**EXERCISE PROMPT**
Locate each line in the records containing "icon". Copy it.

[Start of Attachment]

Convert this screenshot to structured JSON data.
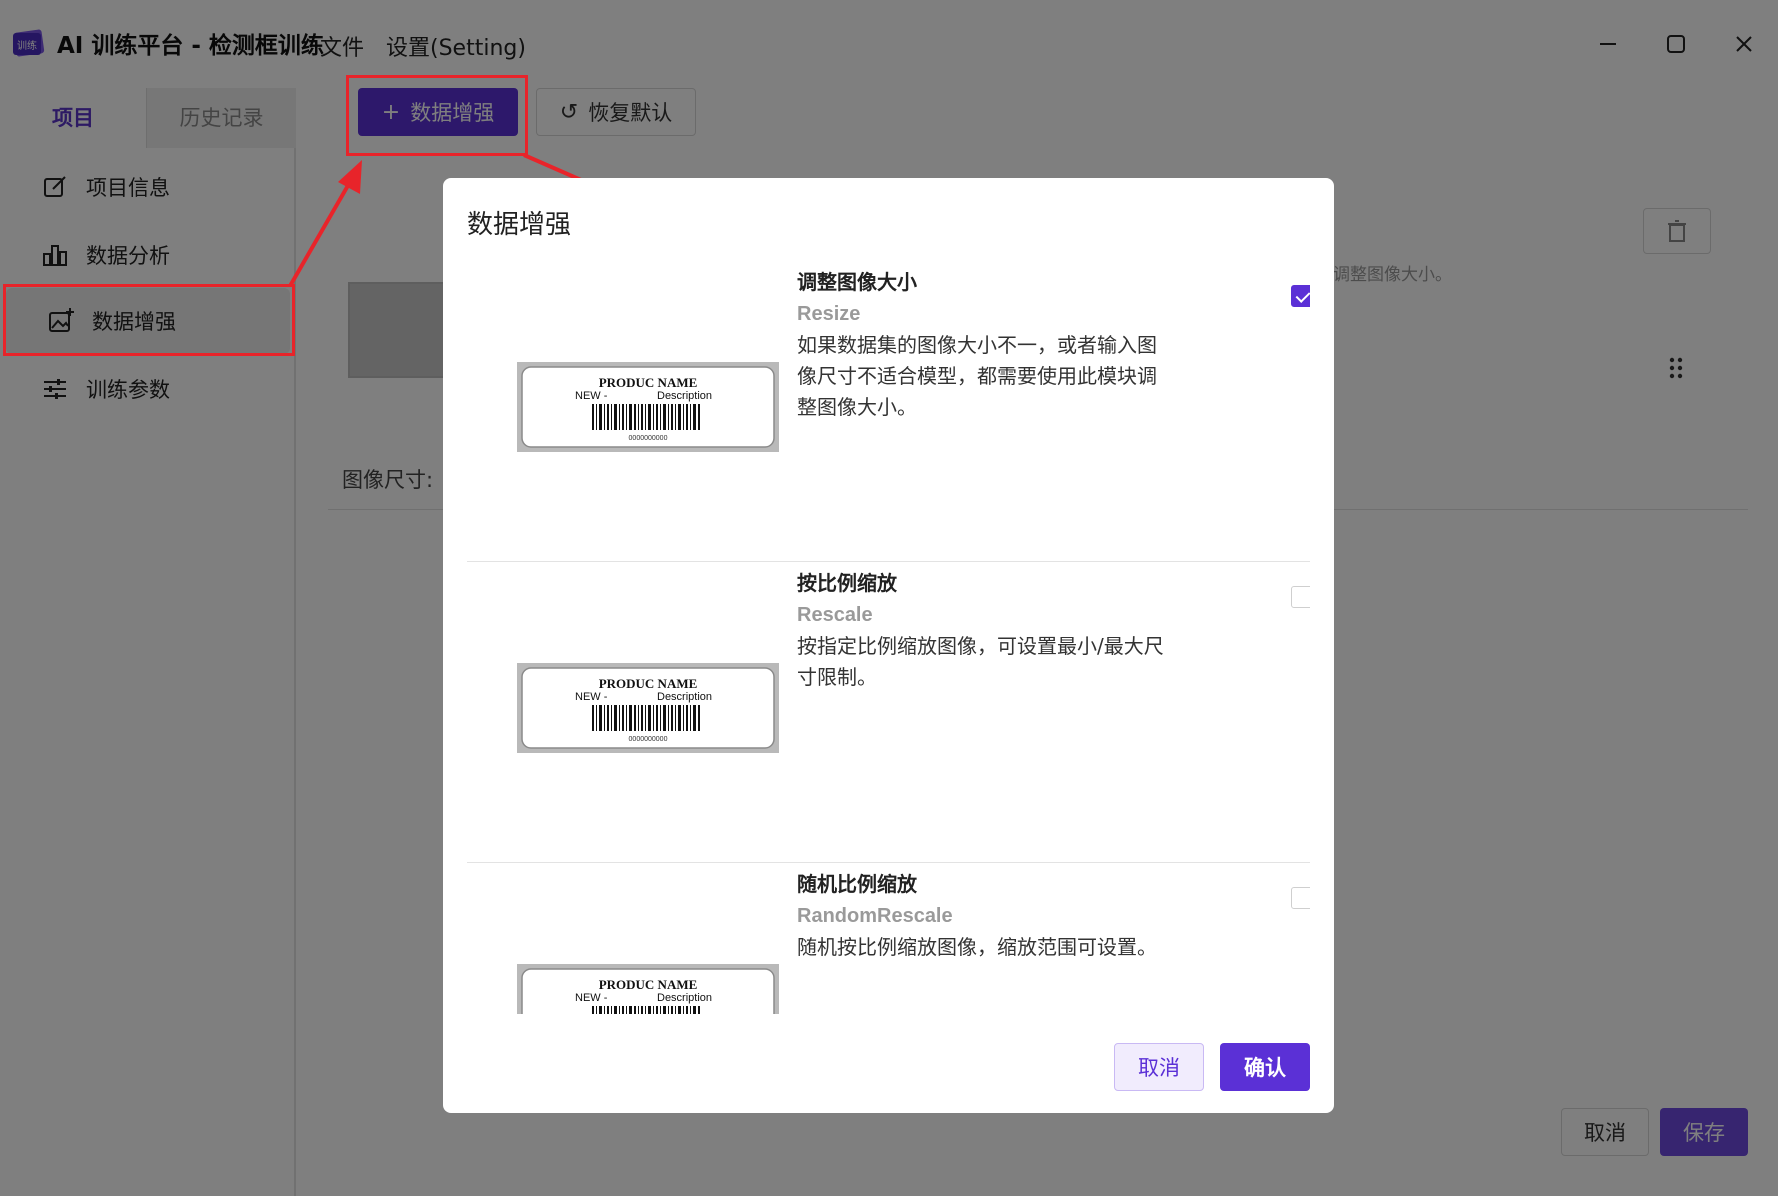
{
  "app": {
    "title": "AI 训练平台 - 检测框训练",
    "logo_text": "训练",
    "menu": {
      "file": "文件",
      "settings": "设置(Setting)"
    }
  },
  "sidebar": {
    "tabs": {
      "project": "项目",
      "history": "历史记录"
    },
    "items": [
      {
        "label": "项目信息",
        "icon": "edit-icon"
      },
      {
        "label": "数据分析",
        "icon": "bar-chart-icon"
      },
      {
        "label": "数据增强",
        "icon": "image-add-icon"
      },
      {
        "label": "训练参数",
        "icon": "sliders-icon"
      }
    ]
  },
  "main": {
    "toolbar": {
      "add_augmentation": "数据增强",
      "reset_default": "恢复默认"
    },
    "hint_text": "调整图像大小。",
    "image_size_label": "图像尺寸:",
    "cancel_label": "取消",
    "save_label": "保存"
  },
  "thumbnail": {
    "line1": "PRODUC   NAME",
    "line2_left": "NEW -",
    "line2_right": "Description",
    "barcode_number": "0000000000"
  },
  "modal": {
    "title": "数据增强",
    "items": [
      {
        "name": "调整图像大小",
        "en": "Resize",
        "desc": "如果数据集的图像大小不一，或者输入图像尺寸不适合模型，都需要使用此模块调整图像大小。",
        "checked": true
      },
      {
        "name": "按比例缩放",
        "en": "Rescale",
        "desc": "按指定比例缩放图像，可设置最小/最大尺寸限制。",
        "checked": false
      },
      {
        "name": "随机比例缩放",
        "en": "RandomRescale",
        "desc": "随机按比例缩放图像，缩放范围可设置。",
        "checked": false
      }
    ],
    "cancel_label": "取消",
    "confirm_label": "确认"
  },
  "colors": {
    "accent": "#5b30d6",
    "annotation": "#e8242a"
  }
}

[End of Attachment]
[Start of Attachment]

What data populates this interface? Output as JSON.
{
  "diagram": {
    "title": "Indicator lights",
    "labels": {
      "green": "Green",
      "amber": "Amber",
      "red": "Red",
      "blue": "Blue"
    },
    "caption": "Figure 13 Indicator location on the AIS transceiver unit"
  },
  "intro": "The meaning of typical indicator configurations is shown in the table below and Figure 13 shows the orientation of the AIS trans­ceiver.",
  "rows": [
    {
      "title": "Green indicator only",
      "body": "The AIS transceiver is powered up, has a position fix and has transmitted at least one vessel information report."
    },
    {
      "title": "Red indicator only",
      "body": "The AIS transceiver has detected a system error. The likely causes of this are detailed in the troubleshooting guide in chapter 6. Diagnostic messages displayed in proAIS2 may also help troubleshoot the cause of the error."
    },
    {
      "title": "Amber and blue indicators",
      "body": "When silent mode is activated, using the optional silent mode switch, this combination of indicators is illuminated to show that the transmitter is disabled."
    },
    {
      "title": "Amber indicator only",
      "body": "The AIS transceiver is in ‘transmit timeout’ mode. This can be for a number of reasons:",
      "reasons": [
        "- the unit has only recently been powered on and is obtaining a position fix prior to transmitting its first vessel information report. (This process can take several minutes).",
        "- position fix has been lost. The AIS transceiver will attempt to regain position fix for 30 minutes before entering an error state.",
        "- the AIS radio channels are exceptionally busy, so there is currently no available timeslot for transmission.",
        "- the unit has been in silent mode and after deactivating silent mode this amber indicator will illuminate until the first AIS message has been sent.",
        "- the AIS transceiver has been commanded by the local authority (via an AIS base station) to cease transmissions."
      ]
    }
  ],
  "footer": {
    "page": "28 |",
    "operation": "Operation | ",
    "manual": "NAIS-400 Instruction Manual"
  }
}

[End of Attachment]

**EXERCISE OUTPUT**
        "icon": "edit-icon"
        "icon": "bar-chart-icon"
        "icon": "image-add-icon"
        "icon": "sliders-icon"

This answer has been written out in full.